3 Reasons I Love Yoga on a Tropical Island

On any given day, yoga makes me feel alive in body, mind and spirit. I’ve found, however, that doing yoga in a tropical setting adds color to my practice. I’ve had the pleasure of taking a yoga class in several exotic places, and there’s nothing like hearing the instructor say, “Turn your head toward the waves,” instead of “Turn toward the mirror.”

Here are some of my other discoveries about doing yoga outdoors:

1. Turks & Caicos: Contemplate Infinity by the Ocean

While practicing Warrior pose and gazing over the ocean, I can’t help but gain some perspective. How tiny I feel compared to the endless sea and sky!

Regina Radisic teaches a sunrise yoga class overlooking Turks and Caicos’ Grace Bay at The Palms resort. Photo copyright Laurel Kallenbach

The spa at The Palms Turks & Caicos resort holds sunrise yoga classes at the beach. The morning I was there, a shower passed through right at the 6:00 a.m. starting time. We waited under an umbrella by the pool, then did yoga on the boardwalk overlooking the beach rather than putting our mats in the wet sand. We were rewarded partway through the class by a rainbow on the horizon.

2. Jamaica: Revel in Your Senses

Everything seems more alive when you do yoga outdoors: the color of the water and tropical flowers, the scent of flowers and salt in the air, the twitter of exotic birds, the feel of the breeze on my face.

Jacqueline Sheehan leads a class in the garden pavilion at Bromley Estate in Jamaica. Photo copyright Laurel Kallenbach

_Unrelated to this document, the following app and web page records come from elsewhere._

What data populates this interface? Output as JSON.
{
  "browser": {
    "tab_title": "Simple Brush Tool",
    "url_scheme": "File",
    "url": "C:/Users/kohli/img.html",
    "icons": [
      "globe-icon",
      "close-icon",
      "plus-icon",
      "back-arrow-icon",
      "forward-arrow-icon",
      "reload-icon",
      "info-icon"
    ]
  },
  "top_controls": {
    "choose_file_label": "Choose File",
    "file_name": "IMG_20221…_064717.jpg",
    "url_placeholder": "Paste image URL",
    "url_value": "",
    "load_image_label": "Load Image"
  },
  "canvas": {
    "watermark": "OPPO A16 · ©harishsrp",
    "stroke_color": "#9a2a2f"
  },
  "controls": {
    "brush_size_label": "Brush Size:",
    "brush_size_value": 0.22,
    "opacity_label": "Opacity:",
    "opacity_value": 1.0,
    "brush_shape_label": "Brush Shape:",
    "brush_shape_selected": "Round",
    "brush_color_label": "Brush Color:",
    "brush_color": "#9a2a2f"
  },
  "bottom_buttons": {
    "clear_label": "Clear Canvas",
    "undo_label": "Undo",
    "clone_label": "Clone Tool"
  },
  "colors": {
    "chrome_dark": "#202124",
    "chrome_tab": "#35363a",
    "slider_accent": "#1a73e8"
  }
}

On Jamaica, at a guest house and retreat center called Bromley, yoga classes were held in a garden pavilion, surrounded by bougainvillea and other flowering trees and shrubs. During Savasana, I couldn’t help but open my eyes when a doctor bird—a hummingbird with long tail feathers—buzzed nearby. The same thing happened when the Bromley dogs, who were fascinated by our Fish Poses, stopped by to lick our faces.

 

3. Antigua: Move in Different Ways

Sunset yoga is held on the dock at Carlisle Bay resort in Antigua. Photo copyright Laurel Kallenbach

When the yoga environment changes, you adapt—which takes you out of your usual box. At Carlisle Bay resort on the Caribbean island of Antigua, I joined the sunset yoga class on the dock right over the water. Boat Pose took on a whole new meaning as I imagined myself buoyed by ocean water. (I think I even held this asana longer because I felt that water was holding me “afloat.”)

Because of the movement of the gently lapping waves around me, balancing poses such as Tree Pose or Dancer’s Pose were more challenging than usual. Even when I closed my eyes, the sound of waves created the sensation of motion.

As the sun dipped closer and closer to the horizon, our small class did gentle Sun Salutes to end the day. The sky turned a hundred shades of pink.

Now that’s the way to do yoga!

Laurel Kallenbach, freelance writer and traveling yogi 

Winter Blues in the Caribbean’s Turks & Caicos

Sea kayaks on Grace Bay beach, Turks and Caicos ©Laurel Kallenbach

When temperatures hover below freezing and the winter color palette consists of dirty-snow white and dormant-grass brown, I either book a trip to the tropics or gaze longingly at photos of an island. Just seeing the aquamarine Caribbean water meet the sunny blue of  the sky makes me sing with happiness. Here, neon sea kayaks on Grace Bay beach, Turks and Caicos, are calling me to paddle out to the horizon on a quest for a rainbow. Now these are the kind of blues I want all winter long!

Read more about Turks and Caicos:

Laurel Kallenbach, freelance writer and editor